What is needed -> Only the lines with "自动获得" in the entries below belong in the answer; please copy them.

-*-*-

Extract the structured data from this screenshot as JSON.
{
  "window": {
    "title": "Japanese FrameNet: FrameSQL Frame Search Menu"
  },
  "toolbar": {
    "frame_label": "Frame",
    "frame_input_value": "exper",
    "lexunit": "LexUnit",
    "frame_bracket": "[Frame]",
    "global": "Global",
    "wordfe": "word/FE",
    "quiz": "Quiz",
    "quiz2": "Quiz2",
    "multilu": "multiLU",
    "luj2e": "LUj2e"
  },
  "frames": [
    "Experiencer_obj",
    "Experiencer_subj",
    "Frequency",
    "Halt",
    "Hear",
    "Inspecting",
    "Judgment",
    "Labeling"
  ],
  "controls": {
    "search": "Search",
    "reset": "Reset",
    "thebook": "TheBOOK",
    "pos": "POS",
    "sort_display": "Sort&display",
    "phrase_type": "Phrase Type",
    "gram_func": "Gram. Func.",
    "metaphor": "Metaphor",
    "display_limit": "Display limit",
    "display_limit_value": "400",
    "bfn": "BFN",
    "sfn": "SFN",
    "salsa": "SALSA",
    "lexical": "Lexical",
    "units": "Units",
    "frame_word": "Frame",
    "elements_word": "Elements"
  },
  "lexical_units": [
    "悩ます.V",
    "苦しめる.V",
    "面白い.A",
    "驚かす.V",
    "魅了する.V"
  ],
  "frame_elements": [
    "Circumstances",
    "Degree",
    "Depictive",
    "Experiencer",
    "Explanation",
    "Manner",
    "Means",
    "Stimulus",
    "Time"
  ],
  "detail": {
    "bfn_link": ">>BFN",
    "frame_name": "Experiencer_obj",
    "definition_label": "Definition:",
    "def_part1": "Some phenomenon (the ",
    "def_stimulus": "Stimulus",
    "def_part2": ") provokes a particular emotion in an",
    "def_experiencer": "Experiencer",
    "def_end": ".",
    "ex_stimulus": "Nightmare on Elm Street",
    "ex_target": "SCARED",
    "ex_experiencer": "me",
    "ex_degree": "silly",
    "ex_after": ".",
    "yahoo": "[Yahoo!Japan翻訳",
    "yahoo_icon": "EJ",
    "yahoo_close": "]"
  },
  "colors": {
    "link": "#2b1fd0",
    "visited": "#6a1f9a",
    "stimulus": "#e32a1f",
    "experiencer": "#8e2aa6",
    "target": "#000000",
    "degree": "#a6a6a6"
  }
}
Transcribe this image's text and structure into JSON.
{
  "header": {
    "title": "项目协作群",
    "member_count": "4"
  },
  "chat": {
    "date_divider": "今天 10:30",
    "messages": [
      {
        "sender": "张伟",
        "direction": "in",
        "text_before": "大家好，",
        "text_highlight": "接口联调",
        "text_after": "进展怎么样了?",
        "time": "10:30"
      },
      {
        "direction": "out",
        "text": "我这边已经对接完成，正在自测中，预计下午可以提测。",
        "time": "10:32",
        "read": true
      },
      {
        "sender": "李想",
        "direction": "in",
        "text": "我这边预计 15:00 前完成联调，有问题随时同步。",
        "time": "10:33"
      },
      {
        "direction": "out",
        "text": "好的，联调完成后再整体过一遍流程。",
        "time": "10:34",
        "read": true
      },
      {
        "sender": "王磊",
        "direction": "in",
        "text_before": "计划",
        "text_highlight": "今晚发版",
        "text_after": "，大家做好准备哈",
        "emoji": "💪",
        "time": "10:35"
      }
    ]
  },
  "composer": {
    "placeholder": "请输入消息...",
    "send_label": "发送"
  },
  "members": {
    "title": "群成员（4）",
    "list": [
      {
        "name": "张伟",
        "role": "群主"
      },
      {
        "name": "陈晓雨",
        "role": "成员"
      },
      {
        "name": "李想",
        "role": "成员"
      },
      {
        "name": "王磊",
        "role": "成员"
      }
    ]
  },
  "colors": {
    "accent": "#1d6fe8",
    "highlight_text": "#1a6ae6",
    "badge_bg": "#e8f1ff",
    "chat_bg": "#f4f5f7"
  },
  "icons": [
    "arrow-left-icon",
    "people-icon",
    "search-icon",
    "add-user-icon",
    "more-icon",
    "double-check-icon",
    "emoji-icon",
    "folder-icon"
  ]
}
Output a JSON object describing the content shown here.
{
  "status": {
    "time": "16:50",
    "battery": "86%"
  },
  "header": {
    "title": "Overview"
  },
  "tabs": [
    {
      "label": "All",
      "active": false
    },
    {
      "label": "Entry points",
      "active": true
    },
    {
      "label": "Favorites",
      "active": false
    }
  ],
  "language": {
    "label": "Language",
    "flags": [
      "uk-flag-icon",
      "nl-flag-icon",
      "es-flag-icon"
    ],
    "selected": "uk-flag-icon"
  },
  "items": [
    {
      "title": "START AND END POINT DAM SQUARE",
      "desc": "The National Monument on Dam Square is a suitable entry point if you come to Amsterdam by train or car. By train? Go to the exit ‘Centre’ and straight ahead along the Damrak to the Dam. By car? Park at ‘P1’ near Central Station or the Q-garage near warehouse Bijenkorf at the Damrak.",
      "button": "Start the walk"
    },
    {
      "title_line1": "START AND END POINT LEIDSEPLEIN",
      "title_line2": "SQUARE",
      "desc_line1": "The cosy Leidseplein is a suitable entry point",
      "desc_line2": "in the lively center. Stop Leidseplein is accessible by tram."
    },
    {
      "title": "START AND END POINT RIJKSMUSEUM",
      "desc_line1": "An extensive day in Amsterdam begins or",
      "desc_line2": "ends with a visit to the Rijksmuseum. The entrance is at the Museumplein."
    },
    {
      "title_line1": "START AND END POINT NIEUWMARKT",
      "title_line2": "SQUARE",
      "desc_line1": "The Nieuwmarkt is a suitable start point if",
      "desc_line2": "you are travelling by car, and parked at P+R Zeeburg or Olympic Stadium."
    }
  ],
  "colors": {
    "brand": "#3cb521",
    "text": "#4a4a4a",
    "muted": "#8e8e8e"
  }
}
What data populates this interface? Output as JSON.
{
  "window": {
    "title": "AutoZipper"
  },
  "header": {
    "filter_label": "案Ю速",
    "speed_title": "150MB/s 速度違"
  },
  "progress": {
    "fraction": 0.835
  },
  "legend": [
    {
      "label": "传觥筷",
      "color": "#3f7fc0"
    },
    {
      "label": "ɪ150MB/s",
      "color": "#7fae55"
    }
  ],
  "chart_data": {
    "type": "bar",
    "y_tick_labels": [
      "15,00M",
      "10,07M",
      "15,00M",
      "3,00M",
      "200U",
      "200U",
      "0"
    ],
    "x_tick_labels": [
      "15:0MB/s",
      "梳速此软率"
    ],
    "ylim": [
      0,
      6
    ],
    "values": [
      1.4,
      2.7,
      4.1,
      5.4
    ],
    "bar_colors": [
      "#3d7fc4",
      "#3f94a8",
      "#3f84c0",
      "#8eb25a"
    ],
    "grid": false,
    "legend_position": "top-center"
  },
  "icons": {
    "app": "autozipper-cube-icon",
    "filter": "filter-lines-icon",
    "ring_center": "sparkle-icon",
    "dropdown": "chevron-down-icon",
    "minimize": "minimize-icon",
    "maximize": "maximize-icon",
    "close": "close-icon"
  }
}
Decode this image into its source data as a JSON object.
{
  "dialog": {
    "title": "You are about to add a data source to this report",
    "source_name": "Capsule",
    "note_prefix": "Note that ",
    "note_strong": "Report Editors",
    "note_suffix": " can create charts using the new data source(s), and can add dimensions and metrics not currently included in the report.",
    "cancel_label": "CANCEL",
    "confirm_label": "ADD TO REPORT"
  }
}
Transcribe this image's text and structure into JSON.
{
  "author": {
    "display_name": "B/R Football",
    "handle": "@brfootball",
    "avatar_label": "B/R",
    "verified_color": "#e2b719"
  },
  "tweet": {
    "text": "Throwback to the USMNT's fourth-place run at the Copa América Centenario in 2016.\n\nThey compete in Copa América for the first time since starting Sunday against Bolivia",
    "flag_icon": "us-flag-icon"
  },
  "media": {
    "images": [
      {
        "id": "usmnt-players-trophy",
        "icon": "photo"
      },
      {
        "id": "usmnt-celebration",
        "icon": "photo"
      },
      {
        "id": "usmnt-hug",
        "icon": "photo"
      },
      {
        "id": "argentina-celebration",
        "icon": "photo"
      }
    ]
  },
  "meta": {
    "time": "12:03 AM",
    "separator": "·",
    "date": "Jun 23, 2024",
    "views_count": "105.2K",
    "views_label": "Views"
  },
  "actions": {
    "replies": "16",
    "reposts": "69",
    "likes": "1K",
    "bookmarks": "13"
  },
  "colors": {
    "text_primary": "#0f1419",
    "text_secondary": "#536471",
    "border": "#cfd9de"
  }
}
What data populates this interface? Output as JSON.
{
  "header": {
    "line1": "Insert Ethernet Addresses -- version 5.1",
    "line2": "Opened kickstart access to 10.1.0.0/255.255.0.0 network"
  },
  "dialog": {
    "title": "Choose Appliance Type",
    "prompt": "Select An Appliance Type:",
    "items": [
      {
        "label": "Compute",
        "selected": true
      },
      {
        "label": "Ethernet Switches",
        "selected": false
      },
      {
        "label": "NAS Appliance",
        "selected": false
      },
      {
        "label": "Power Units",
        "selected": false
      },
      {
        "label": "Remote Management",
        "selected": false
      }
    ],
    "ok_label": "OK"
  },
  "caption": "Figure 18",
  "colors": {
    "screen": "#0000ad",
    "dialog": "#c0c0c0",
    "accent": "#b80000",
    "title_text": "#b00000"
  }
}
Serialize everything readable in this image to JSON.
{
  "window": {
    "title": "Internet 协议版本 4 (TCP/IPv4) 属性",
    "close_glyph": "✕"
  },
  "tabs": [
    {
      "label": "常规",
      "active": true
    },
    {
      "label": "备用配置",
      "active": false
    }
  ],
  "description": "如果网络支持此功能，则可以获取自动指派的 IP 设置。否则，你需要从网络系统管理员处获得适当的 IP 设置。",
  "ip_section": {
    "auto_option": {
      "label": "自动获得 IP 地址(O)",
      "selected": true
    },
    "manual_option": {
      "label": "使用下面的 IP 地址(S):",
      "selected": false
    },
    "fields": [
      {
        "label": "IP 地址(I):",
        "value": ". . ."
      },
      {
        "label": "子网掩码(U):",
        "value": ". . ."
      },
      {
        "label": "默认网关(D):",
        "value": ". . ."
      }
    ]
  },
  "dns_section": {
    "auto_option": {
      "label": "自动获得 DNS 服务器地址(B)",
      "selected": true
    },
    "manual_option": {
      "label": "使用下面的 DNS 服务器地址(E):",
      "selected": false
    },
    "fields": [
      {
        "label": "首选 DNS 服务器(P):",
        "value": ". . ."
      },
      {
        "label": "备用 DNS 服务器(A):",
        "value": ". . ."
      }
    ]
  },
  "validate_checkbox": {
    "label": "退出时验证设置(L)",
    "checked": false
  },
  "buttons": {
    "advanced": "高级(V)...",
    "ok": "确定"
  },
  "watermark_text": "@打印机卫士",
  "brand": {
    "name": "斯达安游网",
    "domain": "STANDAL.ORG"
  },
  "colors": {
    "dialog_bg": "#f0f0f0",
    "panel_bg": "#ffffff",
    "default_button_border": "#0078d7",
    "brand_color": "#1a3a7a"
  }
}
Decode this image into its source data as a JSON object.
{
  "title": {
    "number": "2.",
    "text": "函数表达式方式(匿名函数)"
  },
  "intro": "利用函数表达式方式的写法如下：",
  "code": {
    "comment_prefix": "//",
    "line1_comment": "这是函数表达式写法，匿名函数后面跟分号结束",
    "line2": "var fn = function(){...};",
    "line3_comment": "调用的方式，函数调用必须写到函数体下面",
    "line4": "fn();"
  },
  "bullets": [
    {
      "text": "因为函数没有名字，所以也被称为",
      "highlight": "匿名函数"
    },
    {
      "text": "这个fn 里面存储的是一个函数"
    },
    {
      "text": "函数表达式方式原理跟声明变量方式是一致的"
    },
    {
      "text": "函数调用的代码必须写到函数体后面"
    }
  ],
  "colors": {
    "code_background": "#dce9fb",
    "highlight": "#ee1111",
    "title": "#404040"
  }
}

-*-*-

Solution for this problem ->
      "label": "自动获得 IP 地址(O)",
      "label": "自动获得 DNS 服务器地址(B)",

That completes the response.